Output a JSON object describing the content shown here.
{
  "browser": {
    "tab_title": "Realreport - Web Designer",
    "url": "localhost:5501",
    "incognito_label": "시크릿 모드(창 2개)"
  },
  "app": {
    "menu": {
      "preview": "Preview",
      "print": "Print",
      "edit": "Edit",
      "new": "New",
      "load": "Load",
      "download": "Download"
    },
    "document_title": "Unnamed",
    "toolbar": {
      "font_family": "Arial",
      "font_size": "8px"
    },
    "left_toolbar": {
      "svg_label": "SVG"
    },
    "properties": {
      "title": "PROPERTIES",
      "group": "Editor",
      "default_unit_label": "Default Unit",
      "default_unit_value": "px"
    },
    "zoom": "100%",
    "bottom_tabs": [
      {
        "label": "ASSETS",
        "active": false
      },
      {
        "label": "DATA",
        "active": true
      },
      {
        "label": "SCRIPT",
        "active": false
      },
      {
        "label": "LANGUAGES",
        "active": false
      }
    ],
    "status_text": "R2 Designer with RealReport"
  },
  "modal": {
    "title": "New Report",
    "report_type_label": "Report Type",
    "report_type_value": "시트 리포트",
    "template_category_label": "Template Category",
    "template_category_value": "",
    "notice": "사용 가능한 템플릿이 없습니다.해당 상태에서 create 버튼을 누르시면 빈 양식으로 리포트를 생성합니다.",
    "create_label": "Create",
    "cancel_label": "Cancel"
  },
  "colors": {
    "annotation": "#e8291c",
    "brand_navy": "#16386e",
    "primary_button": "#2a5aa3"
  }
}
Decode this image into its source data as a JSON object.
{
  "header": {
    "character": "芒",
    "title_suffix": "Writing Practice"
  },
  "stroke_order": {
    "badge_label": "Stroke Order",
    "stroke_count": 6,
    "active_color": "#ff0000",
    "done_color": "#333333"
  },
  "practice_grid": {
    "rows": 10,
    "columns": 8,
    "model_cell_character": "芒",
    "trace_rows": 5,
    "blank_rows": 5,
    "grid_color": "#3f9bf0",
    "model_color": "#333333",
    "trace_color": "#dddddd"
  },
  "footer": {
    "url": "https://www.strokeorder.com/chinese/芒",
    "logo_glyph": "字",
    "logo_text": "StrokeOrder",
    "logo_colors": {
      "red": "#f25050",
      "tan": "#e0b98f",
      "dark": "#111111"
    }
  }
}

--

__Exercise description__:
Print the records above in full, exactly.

__Task response__:
Output a JSON object describing the content shown here.
{
  "browser": {
    "tab_title": "Realreport - Web Designer",
    "url": "localhost:5501",
    "incognito_label": "시크릿 모드(창 2개)"
  },
  "app": {
    "menu": {
      "preview": "Preview",
      "print": "Print",
      "edit": "Edit",
      "new": "New",
      "load": "Load",
      "download": "Download"
    },
    "document_title": "Unnamed",
    "toolbar": {
      "font_family": "Arial",
      "font_size": "8px"
    },
    "left_toolbar": {
      "svg_label": "SVG"
    },
    "properties": {
      "title": "PROPERTIES",
      "group": "Editor",
      "default_unit_label": "Default Unit",
      "default_unit_value": "px"
    },
    "zoom": "100%",
    "bottom_tabs": [
      {
        "label": "ASSETS",
        "active": false
      },
      {
        "label": "DATA",
        "active": true
      },
      {
        "label": "SCRIPT",
        "active": false
      },
      {
        "label": "LANGUAGES",
        "active": false
      }
    ],
    "status_text": "R2 Designer with RealReport"
  },
  "modal": {
    "title": "New Report",
    "report_type_label": "Report Type",
    "report_type_value": "시트 리포트",
    "template_category_label": "Template Category",
    "template_category_value": "",
    "notice": "사용 가능한 템플릿이 없습니다.해당 상태에서 create 버튼을 누르시면 빈 양식으로 리포트를 생성합니다.",
    "create_label": "Create",
    "cancel_label": "Cancel"
  },
  "colors": {
    "annotation": "#e8291c",
    "brand_navy": "#16386e",
    "primary_button": "#2a5aa3"
  }
}
Decode this image into its source data as a JSON object.
{
  "header": {
    "character": "芒",
    "title_suffix": "Writing Practice"
  },
  "stroke_order": {
    "badge_label": "Stroke Order",
    "stroke_count": 6,
    "active_color": "#ff0000",
    "done_color": "#333333"
  },
  "practice_grid": {
    "rows": 10,
    "columns": 8,
    "model_cell_character": "芒",
    "trace_rows": 5,
    "blank_rows": 5,
    "grid_color": "#3f9bf0",
    "model_color": "#333333",
    "trace_color": "#dddddd"
  },
  "footer": {
    "url": "https://www.strokeorder.com/chinese/芒",
    "logo_glyph": "字",
    "logo_text": "StrokeOrder",
    "logo_colors": {
      "red": "#f25050",
      "tan": "#e0b98f",
      "dark": "#111111"
    }
  }
}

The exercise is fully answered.